Wednesday, 1 March 2017

Navette Autonome - a PS Part 1

We saw that there are two distinct bus operators in Sion, Switzerlamd. Car Postal (Postbus) runs the out of town routes whilst Bus Sédunois covers the set of town services. We will start with the latter.
What impresses immediately is that the town's web site has everything listed, grouped according to broad areas of the town.
Each service has a link to the PDF timetable; here is no annoying clutter or "tempting offers" in the way of finding where and when the buses go. There are just five local routes and these do have their own crude diagram.
Timetables take a bit of getting used to. 
Here we have (2) Monday to Friday schooldays,; (3) Monday to Friday NON schooldays plus Saturday and (1) Monday to Saturdays - all excluding "jours fêtes" the equivalent of our English Bank Holidays. Later in the day we get (5) Monday to Sunday including "jours fêtes".

Once you realise you have to check those column header notes for days of operation it become straightforward. Here is the somewhat spartan Garenne terminus of route 1 ...
... but it does have a very nice and non-vandalised bus shelter.
The schoolday extension wiggles round some outlying districts and terminate here at Mon d'Or.
And because most of Sion is on the Rhône Valley floor, everywhere you go there are view of gorgeous mountains.

In addition to the Bus  Sédunois diagram, here is an even more helpful geographical map which shows everything. Here, for example is the end bit of route 1 with the occasional extension shown dotted.
The blue and pink background colours delineate the two fare zones for the town area, zones that include local journeys on the Post Bus services coloured yellow.

Talking of Post Buses, their timetables are, of course, all on the same site. Some look very exciting indeed!
It looks like a spectacular ride.
And fun, fun, fun in Winter!
fbb has never tried the pistes of Sion; OK, fbb has never (and will never) tried any pistes, anywhere! Unfortunately, Google Streetview is very limited up on the mountains and so fbb cannot take a virtual ride. Maybe one day for real?

Another excellent feature of this web site is the way in which departure points are shown at the station.
The stand for bus 5 is just off this map extract, top right. And, because the buses are run by the Swiss Postal Service (La Poste) all information is available in the Post Office just across the road from the bus station.
It would also appear (but keep it quiet in case anyone n the UK is listening) that there is a timetable book with everything included ...
... including bikes!
fbb has never been to Sion. But so good is the information that the old man is confident that e could alight from a train at the station and catch a bus to his digs in the town with consummate ease.

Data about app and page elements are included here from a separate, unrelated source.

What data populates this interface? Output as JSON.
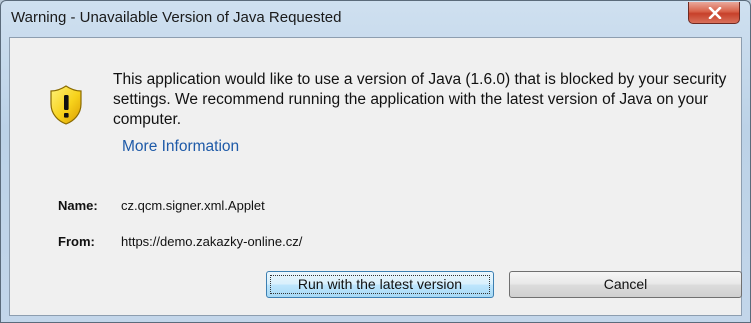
{
  "window": {
    "title": "Warning - Unavailable Version of Java Requested"
  },
  "icons": {
    "close": "close-icon",
    "warning": "warning-shield-icon"
  },
  "message": {
    "body": "This application would like to use a version of Java (1.6.0) that is blocked by your security settings. We recommend running the application with the latest version of Java on your computer.",
    "more_info_link": "More Information"
  },
  "fields": {
    "name_label": "Name:",
    "name_value": "cz.qcm.signer.xml.Applet",
    "from_label": "From:",
    "from_value": "https://demo.zakazky-online.cz/"
  },
  "buttons": {
    "run_label": "Run with the latest version",
    "cancel_label": "Cancel"
  },
  "colors": {
    "link": "#1e5aa8",
    "close_button": "#c7402a",
    "shield_yellow": "#f7d21b"
  }
}
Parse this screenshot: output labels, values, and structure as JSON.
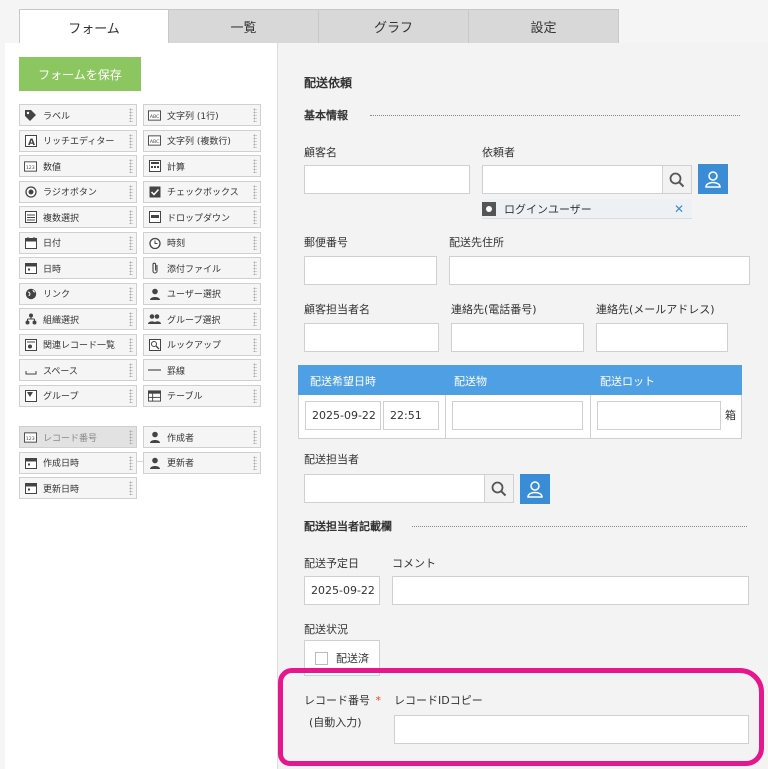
{
  "tabs": [
    {
      "label": "フォーム",
      "active": true
    },
    {
      "label": "一覧",
      "active": false
    },
    {
      "label": "グラフ",
      "active": false
    },
    {
      "label": "設定",
      "active": false
    }
  ],
  "save_button": "フォームを保存",
  "palette": [
    {
      "label": "ラベル",
      "icon": "tag-icon"
    },
    {
      "label": "文字列 (1行)",
      "icon": "text-line-icon"
    },
    {
      "label": "リッチエディター",
      "icon": "rich-editor-icon"
    },
    {
      "label": "文字列 (複数行)",
      "icon": "text-multiline-icon"
    },
    {
      "label": "数値",
      "icon": "number-icon"
    },
    {
      "label": "計算",
      "icon": "calculator-icon"
    },
    {
      "label": "ラジオボタン",
      "icon": "radio-icon"
    },
    {
      "label": "チェックボックス",
      "icon": "checkbox-icon"
    },
    {
      "label": "複数選択",
      "icon": "multi-select-icon"
    },
    {
      "label": "ドロップダウン",
      "icon": "dropdown-icon"
    },
    {
      "label": "日付",
      "icon": "calendar-icon"
    },
    {
      "label": "時刻",
      "icon": "clock-icon"
    },
    {
      "label": "日時",
      "icon": "datetime-icon"
    },
    {
      "label": "添付ファイル",
      "icon": "paperclip-icon"
    },
    {
      "label": "リンク",
      "icon": "globe-icon"
    },
    {
      "label": "ユーザー選択",
      "icon": "user-icon"
    },
    {
      "label": "組織選択",
      "icon": "org-icon"
    },
    {
      "label": "グループ選択",
      "icon": "group-icon"
    },
    {
      "label": "関連レコード一覧",
      "icon": "related-records-icon"
    },
    {
      "label": "ルックアップ",
      "icon": "lookup-icon"
    },
    {
      "label": "スペース",
      "icon": "space-icon"
    },
    {
      "label": "罫線",
      "icon": "line-icon"
    },
    {
      "label": "グループ",
      "icon": "group-folder-icon"
    },
    {
      "label": "テーブル",
      "icon": "table-icon"
    }
  ],
  "system_fields": [
    {
      "label": "レコード番号",
      "icon": "number-icon",
      "disabled": true
    },
    {
      "label": "作成者",
      "icon": "user-icon",
      "disabled": false
    },
    {
      "label": "作成日時",
      "icon": "datetime-icon",
      "disabled": false
    },
    {
      "label": "更新者",
      "icon": "user-icon",
      "disabled": false
    },
    {
      "label": "更新日時",
      "icon": "datetime-icon",
      "disabled": false
    }
  ],
  "form": {
    "title": "配送依頼",
    "section_basic": "基本情報",
    "customer_name": "顧客名",
    "requester": "依頼者",
    "login_user": "ログインユーザー",
    "postal_code": "郵便番号",
    "address": "配送先住所",
    "contact_person": "顧客担当者名",
    "phone": "連絡先(電話番号)",
    "email": "連絡先(メールアドレス)",
    "table": {
      "col1": "配送希望日時",
      "col2": "配送物",
      "col3": "配送ロット",
      "date": "2025-09-22",
      "time": "22:51",
      "unit": "箱"
    },
    "staff": "配送担当者",
    "section_staff": "配送担当者記載欄",
    "scheduled_date": "配送予定日",
    "scheduled_value": "2025-09-22",
    "comment": "コメント",
    "status": "配送状況",
    "status_option": "配送済",
    "record_number": "レコード番号",
    "required_mark": "*",
    "auto_input": "(自動入力)",
    "record_id_copy": "レコードIDコピー"
  }
}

And, of course, he could take a ride on the driverless bus (with driver) to complete his omnibological enjoyment.
It so happens that our Isle  of Wight correspondent has been to Sion and has sent fbb some photographs. Tomorrow we will look at an excursion That Alan made from that lovely bus station.
Ash Wednesday
It goes way back into Old testament times. Wearing sackcloth (coarse and uncomfortable clothing) and applying handfuls of ashes thereto was a long-standing symbol of self-abasement, If you met someone wearing this rather unsociable garb, you could be sure they were being very penitent.

It was a continuation of the shriving of Shrove Tuesday.

Some Church rituals make the ash out of last years palm crosses and mark the worshippers forehead with an ash cross.
The full gear is no longer mandatory!

Like all ceremonial stuff, ash does nothing in itself. If genuinely applied it strives to encourage the wearer to be "extra repentant" and to seek God's forgiveness as part of the on-going preparation for Easter.

Under God's Grace, forgiveness is not dependant on outward ceremony but on an inner "change of heart".

But there is great merit in using the forty days of Lent to spend more time in Prayer and Study with or without ash.
 Next Sion bus blog : Thursday 2nd March 

1 comment:

  1. FBB could also have consulted the excellent Swiss national timetable online which includes town services like Sion's. However the equivalent book won't be published after 2017- even this alst bastion of proper timetables is meeting its doom, with sales appaprently having fallen to 5% of their one-time peak. Mind you, one latterly almost needed a wheelbarrow to carry it around in....